Below are entries. Pull out all lines containing "value".
.....
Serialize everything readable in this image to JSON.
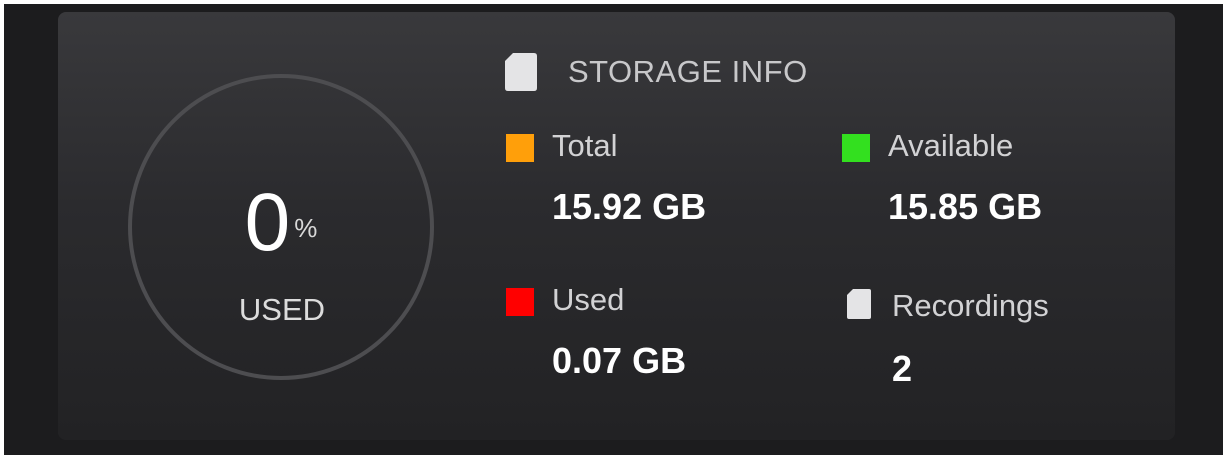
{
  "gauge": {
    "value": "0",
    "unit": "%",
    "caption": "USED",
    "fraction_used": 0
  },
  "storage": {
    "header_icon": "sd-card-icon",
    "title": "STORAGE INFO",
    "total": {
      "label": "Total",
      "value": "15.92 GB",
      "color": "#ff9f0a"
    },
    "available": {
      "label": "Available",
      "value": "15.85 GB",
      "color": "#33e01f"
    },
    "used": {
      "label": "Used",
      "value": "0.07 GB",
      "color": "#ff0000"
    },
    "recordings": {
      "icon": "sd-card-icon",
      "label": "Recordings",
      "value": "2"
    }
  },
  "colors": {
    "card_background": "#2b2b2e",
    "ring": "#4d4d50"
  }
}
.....
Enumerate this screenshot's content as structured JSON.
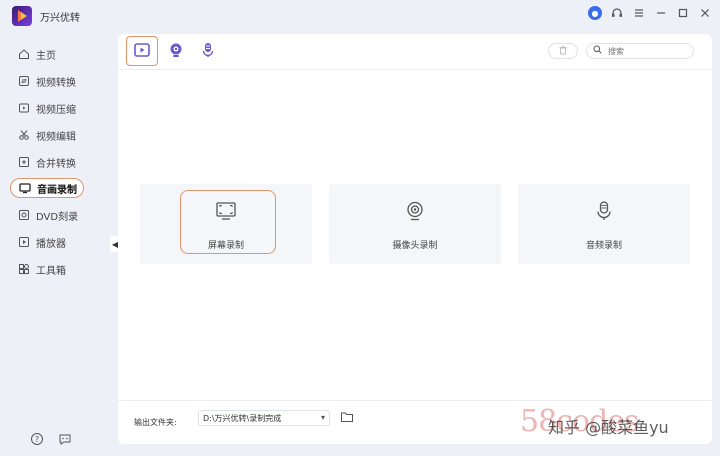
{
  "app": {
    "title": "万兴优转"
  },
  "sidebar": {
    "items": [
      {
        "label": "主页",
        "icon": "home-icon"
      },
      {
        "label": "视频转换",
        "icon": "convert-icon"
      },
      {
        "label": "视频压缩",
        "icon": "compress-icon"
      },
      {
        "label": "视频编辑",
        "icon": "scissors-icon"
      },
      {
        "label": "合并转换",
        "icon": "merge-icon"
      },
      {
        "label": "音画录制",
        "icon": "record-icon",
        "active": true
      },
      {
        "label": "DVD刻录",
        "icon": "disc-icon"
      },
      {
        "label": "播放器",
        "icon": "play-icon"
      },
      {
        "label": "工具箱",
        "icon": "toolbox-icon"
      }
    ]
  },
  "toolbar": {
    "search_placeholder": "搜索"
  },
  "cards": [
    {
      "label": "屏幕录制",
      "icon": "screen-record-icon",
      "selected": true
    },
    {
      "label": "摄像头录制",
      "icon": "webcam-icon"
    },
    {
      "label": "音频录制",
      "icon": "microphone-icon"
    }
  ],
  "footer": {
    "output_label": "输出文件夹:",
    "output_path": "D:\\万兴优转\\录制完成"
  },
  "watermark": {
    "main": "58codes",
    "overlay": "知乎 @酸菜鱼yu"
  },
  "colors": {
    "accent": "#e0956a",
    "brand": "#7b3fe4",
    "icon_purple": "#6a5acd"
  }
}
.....
- Solved problem:
    "value": "0",
      "value": "15.92 GB",
      "value": "15.85 GB",
      "value": "0.07 GB",
      "value": "2"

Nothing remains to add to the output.